WHAT YOU ARE ASKED TO DO:
Search each line below for "sketch", then return the lines where it appears.

MATERIAL FOR THIS TASK:
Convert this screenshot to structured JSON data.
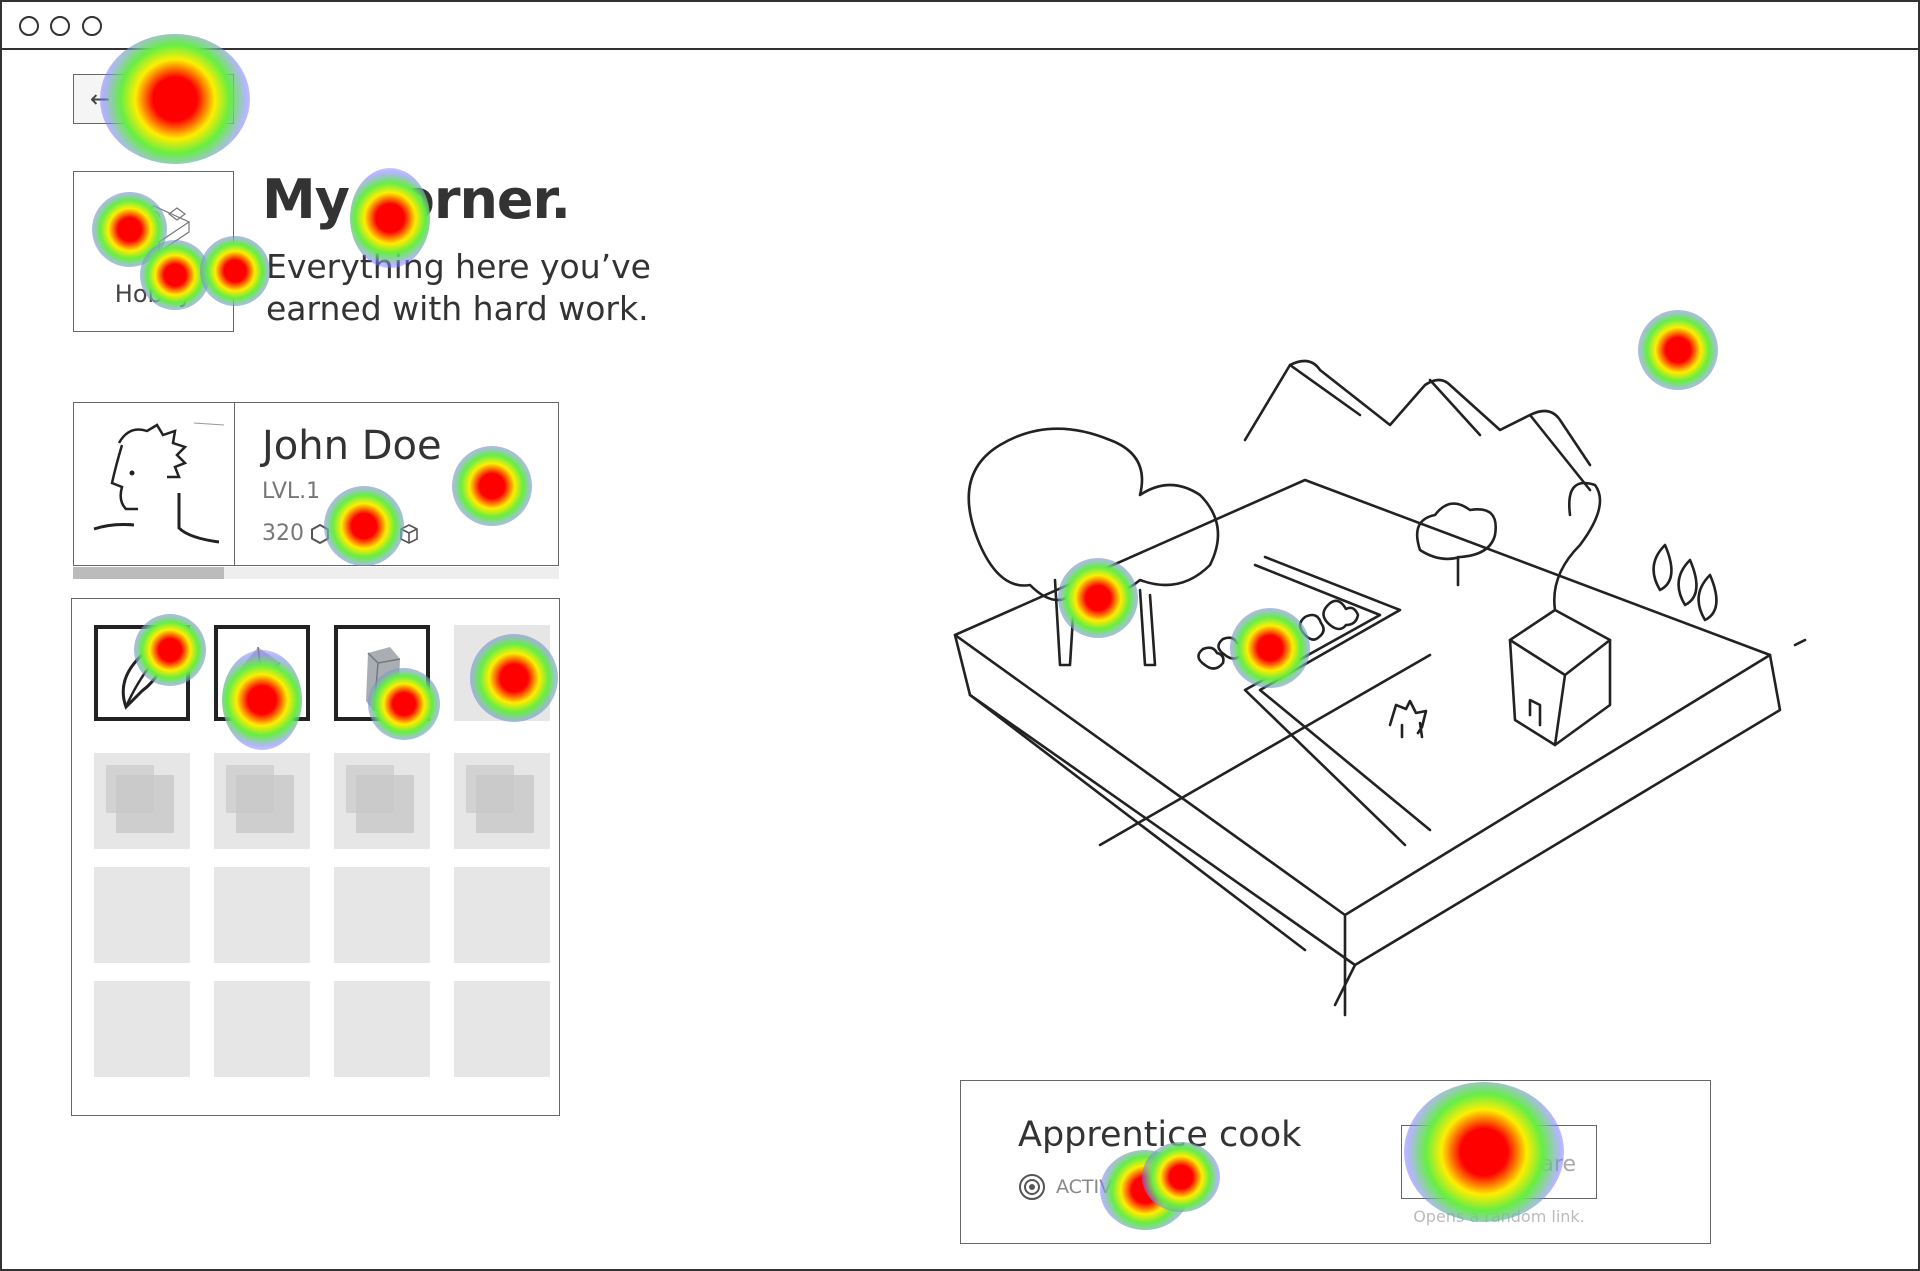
{
  "window": {
    "controls": [
      "circle",
      "circle",
      "circle"
    ]
  },
  "back_button": {
    "icon": "arrow-left-icon",
    "label": "←"
  },
  "hobby_card": {
    "label": "Hobby",
    "icon": "hobby-sketch-icon"
  },
  "header": {
    "title": "My corner.",
    "subtitle": "Everything here you’ve earned with hard work."
  },
  "profile": {
    "name": "John Doe",
    "level": "LVL.1",
    "coins": "320",
    "coin_icon": "hexagon-icon",
    "items": "12",
    "items_icon": "cube-icon",
    "xp_progress": 0.31
  },
  "inventory": {
    "slots": [
      {
        "state": "owned",
        "icon": "leaf-icon"
      },
      {
        "state": "owned",
        "icon": "gem-icon"
      },
      {
        "state": "owned",
        "icon": "block-icon"
      },
      {
        "state": "empty"
      },
      {
        "state": "locked"
      },
      {
        "state": "locked"
      },
      {
        "state": "locked"
      },
      {
        "state": "locked"
      },
      {
        "state": "empty"
      },
      {
        "state": "empty"
      },
      {
        "state": "empty"
      },
      {
        "state": "empty"
      },
      {
        "state": "empty"
      },
      {
        "state": "empty"
      },
      {
        "state": "empty"
      },
      {
        "state": "empty"
      }
    ]
  },
  "scene": {
    "description_icon": "isometric-farm-sketch"
  },
  "achievement": {
    "title": "Apprentice cook",
    "status": "ACTIVE TODAY",
    "status_icon": "target-icon",
    "button_label": "Share",
    "button_hint": "Opens a random link."
  },
  "colors": {
    "ink": "#333333",
    "border": "#666666",
    "empty_slot": "#e6e6e6",
    "heat_hot": "#ff0000"
  }
}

OUTPUT BELOW:
    "icon": "hobby-sketch-icon"
    "description_icon": "isometric-farm-sketch"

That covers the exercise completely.